Work required → Look for "Extract the structured" in the records below, then copy that line and every line after it, exactly and with nothing added.

Entries shown →
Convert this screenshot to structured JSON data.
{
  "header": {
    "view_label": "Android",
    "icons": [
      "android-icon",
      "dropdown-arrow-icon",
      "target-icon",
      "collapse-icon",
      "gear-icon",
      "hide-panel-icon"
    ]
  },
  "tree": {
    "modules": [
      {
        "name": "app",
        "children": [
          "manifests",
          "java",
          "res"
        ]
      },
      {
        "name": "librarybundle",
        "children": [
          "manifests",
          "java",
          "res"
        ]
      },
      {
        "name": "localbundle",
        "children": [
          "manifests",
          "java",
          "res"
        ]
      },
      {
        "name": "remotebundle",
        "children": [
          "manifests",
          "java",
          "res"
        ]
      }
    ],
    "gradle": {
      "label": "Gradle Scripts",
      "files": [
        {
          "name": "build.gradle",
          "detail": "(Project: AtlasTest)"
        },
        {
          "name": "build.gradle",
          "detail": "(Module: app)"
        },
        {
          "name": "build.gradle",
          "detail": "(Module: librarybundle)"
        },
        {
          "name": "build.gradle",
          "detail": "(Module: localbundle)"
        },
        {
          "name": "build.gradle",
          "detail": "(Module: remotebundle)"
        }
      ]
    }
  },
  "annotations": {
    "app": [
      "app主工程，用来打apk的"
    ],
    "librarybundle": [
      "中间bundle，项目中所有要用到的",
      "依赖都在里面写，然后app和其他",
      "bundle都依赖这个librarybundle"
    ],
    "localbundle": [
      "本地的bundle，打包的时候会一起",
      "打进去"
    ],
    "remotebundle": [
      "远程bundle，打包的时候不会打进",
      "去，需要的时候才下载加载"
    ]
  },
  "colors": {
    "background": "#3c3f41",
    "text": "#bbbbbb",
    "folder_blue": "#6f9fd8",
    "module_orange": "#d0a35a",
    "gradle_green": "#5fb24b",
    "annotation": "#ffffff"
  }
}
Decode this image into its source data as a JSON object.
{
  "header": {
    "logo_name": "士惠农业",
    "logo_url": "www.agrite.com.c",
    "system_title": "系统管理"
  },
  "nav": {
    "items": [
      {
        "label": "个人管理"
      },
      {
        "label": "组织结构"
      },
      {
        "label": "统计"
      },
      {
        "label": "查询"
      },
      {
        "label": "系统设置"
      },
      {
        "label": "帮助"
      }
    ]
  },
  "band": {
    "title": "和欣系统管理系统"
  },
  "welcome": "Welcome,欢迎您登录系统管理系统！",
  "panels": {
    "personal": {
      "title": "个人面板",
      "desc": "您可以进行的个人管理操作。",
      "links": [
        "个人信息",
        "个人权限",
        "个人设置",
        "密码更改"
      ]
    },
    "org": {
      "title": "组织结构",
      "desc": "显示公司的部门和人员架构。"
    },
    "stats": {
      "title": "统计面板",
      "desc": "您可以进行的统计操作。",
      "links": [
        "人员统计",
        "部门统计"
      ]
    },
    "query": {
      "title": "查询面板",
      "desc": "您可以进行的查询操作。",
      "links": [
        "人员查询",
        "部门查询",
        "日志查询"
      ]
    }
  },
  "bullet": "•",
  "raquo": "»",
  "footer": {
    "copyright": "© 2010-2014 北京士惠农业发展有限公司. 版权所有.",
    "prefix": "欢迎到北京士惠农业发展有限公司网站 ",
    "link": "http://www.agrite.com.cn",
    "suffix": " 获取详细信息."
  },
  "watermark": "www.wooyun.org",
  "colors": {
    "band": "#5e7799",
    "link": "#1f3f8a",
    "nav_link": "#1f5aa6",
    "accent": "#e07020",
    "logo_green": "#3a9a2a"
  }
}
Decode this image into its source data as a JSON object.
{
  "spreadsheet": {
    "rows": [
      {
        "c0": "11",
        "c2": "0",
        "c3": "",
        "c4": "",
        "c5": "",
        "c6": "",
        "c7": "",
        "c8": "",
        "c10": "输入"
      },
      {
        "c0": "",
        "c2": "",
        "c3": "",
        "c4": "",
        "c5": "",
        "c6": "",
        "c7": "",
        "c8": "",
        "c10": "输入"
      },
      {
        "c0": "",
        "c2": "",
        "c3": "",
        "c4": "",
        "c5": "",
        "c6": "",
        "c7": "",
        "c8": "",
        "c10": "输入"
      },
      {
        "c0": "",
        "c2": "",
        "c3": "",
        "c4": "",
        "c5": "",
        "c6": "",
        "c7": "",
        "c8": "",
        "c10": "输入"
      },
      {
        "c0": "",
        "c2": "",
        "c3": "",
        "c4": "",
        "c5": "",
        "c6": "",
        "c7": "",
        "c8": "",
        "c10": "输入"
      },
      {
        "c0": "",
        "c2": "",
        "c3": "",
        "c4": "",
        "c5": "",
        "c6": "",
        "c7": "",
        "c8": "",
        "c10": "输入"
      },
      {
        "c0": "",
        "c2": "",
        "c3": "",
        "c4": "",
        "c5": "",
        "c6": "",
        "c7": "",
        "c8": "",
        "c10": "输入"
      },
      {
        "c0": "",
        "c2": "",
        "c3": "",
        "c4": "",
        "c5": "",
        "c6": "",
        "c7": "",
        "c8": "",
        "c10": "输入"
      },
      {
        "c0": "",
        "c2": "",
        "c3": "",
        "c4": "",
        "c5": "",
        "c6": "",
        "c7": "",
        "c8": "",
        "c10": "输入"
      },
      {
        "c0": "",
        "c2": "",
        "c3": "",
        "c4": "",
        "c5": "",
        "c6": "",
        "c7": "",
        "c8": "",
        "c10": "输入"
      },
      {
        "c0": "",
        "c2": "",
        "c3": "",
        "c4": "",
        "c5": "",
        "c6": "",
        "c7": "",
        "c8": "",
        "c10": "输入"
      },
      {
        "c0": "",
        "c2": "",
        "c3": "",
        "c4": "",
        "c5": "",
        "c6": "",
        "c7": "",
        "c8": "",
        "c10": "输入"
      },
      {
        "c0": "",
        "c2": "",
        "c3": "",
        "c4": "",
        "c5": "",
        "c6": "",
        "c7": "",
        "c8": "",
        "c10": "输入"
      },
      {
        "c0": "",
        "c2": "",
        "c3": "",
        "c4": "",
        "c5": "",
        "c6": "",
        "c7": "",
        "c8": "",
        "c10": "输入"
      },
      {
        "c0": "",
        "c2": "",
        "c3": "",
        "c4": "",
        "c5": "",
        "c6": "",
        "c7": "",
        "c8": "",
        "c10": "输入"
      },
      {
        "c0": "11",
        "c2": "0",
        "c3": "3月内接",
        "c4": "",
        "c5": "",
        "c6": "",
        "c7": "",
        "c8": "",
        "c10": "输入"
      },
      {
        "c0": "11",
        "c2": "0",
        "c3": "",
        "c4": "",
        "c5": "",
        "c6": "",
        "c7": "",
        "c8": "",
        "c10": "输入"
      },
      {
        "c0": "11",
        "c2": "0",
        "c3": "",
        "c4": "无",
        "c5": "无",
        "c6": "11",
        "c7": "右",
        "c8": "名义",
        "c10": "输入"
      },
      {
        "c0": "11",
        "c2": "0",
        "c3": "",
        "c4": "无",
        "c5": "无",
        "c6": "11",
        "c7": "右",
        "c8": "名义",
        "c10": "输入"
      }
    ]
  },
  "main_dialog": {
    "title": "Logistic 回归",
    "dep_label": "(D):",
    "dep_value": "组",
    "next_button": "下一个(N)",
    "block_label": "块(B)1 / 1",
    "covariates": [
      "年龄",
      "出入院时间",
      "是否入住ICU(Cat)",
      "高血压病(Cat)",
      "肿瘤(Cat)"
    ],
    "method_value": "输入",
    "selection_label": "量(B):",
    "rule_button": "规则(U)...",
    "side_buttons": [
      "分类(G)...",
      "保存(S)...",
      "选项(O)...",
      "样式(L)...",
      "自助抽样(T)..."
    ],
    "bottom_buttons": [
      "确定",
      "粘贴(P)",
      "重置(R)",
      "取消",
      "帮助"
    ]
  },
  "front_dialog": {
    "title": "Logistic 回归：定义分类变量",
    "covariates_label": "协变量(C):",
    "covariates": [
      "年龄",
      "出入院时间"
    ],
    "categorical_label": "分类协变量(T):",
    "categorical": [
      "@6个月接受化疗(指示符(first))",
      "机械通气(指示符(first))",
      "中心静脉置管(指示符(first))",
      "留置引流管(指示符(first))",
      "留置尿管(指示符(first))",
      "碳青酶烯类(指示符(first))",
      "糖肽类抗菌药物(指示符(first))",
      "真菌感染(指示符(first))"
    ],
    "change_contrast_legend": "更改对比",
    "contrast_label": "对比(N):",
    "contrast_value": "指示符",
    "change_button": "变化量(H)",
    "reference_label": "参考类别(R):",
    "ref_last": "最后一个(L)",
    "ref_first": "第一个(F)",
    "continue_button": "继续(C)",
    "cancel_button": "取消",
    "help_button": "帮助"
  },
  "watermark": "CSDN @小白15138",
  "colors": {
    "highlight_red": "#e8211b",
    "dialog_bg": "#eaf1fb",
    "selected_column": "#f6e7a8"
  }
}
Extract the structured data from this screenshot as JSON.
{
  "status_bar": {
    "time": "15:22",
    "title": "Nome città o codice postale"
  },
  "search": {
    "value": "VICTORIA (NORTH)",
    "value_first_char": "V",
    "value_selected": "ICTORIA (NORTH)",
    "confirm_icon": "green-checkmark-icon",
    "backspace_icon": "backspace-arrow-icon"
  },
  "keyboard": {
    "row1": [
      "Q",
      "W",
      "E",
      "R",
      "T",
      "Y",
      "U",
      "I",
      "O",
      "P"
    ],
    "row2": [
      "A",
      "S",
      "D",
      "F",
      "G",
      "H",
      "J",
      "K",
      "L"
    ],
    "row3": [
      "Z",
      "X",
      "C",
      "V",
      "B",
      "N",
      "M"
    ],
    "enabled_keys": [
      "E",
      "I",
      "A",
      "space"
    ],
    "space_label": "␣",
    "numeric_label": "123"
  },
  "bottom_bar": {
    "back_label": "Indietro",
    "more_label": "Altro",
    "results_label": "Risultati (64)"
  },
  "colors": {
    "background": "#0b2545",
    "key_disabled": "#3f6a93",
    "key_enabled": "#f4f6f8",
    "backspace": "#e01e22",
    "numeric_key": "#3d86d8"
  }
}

Reply to the task →
Extract the structured data from this screenshot as JSON.
{
  "status_bar": {
    "time": "15:22",
    "title": "Nome città o codice postale"
  },
  "search": {
    "value": "VICTORIA (NORTH)",
    "value_first_char": "V",
    "value_selected": "ICTORIA (NORTH)",
    "confirm_icon": "green-checkmark-icon",
    "backspace_icon": "backspace-arrow-icon"
  },
  "keyboard": {
    "row1": [
      "Q",
      "W",
      "E",
      "R",
      "T",
      "Y",
      "U",
      "I",
      "O",
      "P"
    ],
    "row2": [
      "A",
      "S",
      "D",
      "F",
      "G",
      "H",
      "J",
      "K",
      "L"
    ],
    "row3": [
      "Z",
      "X",
      "C",
      "V",
      "B",
      "N",
      "M"
    ],
    "enabled_keys": [
      "E",
      "I",
      "A",
      "space"
    ],
    "space_label": "␣",
    "numeric_label": "123"
  },
  "bottom_bar": {
    "back_label": "Indietro",
    "more_label": "Altro",
    "results_label": "Risultati (64)"
  },
  "colors": {
    "background": "#0b2545",
    "key_disabled": "#3f6a93",
    "key_enabled": "#f4f6f8",
    "backspace": "#e01e22",
    "numeric_key": "#3d86d8"
  }
}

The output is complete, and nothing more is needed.